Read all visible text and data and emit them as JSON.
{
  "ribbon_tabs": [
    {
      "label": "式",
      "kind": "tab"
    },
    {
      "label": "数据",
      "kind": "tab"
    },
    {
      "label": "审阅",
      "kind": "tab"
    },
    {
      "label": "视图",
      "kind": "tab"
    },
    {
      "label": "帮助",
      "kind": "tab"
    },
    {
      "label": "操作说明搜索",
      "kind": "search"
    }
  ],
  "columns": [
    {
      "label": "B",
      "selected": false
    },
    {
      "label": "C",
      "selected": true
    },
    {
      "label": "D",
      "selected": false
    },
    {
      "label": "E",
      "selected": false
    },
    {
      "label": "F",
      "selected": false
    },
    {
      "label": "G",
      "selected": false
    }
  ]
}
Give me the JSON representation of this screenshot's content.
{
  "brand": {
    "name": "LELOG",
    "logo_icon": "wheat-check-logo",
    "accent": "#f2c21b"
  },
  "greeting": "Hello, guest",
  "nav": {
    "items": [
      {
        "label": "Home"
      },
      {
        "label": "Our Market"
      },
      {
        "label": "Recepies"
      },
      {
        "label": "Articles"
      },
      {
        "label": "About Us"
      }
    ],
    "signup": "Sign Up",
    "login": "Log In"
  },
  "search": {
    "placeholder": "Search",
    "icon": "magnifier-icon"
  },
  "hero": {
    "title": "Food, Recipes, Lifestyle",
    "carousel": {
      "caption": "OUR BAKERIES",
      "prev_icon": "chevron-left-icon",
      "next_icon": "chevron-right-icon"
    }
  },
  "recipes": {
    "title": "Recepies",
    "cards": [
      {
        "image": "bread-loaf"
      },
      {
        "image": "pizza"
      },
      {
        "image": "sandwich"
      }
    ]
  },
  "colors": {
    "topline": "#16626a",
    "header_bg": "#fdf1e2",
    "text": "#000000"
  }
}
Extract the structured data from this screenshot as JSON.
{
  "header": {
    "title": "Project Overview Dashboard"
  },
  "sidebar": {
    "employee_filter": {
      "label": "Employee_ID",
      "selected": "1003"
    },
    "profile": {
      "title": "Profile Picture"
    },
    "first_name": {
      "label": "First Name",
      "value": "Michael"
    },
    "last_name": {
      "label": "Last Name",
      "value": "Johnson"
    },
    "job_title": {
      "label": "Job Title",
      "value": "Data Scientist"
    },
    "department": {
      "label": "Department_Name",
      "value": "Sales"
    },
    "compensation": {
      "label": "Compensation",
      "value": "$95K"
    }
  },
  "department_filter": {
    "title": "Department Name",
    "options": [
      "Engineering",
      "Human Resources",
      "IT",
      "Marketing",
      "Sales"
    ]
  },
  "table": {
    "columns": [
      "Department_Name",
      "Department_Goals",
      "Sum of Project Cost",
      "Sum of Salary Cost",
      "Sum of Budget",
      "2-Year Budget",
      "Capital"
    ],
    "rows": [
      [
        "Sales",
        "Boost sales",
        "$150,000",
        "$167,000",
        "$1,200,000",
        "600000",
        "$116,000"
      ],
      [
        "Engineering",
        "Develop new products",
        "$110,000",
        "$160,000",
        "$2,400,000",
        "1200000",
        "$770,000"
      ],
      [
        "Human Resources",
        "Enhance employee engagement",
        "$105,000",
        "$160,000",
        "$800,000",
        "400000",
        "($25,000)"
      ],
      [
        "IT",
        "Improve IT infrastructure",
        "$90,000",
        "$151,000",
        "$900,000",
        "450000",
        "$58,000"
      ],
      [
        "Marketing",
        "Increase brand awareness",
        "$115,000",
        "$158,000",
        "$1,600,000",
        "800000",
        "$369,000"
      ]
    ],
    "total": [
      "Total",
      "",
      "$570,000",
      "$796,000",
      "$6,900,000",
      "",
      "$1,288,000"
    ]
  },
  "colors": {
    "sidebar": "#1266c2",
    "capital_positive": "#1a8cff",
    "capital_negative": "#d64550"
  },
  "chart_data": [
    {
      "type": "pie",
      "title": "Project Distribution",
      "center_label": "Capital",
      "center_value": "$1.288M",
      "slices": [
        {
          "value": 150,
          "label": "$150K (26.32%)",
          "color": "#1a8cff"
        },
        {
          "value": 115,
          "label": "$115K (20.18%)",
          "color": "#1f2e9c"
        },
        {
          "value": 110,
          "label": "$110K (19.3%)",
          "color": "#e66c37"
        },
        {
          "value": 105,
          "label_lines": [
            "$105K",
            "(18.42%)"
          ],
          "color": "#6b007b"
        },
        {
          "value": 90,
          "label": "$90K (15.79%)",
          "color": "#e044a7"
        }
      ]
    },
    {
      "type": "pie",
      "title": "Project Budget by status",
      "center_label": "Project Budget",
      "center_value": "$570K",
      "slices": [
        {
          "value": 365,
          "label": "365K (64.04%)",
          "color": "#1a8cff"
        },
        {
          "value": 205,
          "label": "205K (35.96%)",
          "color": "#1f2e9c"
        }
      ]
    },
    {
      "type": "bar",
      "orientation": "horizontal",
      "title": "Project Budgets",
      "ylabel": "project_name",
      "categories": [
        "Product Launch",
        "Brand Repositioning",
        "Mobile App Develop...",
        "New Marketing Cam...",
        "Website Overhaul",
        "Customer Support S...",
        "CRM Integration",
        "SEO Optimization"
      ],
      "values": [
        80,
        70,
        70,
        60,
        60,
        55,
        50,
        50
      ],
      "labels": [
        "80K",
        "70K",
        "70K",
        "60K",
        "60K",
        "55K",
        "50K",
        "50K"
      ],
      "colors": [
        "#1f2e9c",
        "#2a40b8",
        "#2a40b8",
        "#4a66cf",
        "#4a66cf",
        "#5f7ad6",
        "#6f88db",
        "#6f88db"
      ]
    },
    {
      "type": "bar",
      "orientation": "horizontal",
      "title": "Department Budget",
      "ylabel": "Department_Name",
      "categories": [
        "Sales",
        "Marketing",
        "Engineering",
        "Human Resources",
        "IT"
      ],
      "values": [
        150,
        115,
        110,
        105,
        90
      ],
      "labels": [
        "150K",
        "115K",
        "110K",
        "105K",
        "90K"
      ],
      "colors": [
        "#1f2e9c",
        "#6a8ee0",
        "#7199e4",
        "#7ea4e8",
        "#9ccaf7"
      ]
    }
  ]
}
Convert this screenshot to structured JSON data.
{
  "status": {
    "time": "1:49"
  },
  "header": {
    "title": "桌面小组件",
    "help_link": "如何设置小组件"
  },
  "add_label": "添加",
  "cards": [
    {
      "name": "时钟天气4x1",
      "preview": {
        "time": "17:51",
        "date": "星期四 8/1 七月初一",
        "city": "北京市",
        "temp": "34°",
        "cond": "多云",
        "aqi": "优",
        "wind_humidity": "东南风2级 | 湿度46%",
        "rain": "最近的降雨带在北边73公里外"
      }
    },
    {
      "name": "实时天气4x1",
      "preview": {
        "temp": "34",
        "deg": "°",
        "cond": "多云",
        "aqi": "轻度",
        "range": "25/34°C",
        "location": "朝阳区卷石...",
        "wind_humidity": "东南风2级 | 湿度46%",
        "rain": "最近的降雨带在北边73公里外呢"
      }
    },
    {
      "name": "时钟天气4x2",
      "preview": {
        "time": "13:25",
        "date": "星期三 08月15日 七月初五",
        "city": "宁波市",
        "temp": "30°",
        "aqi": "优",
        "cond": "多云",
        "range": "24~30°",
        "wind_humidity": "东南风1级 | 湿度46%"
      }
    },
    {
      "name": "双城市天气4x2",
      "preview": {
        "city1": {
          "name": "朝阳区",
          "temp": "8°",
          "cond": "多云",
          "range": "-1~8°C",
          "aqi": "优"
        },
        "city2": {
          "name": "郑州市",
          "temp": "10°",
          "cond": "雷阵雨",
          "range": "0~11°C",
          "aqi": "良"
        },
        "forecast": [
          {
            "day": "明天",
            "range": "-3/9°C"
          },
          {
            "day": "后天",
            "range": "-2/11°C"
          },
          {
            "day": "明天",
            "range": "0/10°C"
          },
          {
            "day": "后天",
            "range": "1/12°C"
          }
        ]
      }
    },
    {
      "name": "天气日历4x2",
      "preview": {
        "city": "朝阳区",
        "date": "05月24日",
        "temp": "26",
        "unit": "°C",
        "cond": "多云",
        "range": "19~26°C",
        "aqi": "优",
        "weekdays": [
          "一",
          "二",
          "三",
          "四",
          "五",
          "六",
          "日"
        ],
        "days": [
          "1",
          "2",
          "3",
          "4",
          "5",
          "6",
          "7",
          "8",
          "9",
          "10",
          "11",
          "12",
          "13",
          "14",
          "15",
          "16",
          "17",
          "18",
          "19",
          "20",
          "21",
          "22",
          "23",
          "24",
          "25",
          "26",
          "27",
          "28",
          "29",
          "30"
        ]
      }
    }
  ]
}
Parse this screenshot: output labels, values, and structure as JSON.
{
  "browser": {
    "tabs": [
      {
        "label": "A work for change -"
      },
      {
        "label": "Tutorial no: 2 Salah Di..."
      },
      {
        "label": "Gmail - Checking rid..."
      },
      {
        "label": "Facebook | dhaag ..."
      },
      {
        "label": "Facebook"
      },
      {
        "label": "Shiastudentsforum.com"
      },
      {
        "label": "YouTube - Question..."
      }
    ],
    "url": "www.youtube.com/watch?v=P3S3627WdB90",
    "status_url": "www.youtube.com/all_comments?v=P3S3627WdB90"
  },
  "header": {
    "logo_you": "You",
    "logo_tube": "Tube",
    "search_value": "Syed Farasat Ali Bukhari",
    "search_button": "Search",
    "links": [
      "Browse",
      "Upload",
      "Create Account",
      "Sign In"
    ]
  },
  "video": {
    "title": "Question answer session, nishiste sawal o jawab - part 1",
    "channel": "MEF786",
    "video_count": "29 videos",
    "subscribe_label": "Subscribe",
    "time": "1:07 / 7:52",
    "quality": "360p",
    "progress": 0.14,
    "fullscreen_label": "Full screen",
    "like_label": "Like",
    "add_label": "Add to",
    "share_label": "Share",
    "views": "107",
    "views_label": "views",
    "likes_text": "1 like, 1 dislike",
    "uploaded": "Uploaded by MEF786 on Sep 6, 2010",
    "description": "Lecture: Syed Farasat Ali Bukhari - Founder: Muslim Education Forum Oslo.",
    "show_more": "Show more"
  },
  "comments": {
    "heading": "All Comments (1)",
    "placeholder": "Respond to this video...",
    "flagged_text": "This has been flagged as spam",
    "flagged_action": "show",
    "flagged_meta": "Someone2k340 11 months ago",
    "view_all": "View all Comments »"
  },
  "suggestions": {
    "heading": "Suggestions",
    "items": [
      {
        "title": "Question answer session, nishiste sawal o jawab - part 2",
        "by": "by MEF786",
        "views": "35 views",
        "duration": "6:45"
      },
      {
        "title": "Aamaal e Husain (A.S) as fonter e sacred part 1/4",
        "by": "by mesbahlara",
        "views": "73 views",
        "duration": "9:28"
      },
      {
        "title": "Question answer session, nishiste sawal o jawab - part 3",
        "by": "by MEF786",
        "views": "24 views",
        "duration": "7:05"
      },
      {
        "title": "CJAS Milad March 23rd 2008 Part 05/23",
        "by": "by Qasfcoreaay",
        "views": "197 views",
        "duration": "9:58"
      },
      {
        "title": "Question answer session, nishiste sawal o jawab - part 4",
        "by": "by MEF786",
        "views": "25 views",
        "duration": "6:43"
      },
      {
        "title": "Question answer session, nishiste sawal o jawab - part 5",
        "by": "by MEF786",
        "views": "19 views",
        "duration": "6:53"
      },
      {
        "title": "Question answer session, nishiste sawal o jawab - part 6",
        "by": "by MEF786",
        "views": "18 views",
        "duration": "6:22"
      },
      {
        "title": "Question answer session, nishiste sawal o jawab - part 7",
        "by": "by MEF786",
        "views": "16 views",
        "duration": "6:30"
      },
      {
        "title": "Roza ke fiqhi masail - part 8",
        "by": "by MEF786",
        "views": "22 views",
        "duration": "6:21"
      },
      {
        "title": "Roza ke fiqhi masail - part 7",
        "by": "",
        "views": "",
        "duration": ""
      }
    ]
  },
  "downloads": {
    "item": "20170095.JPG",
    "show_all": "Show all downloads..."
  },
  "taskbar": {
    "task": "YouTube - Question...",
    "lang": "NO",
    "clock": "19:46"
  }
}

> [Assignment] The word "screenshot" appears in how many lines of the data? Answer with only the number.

> [Task response] 4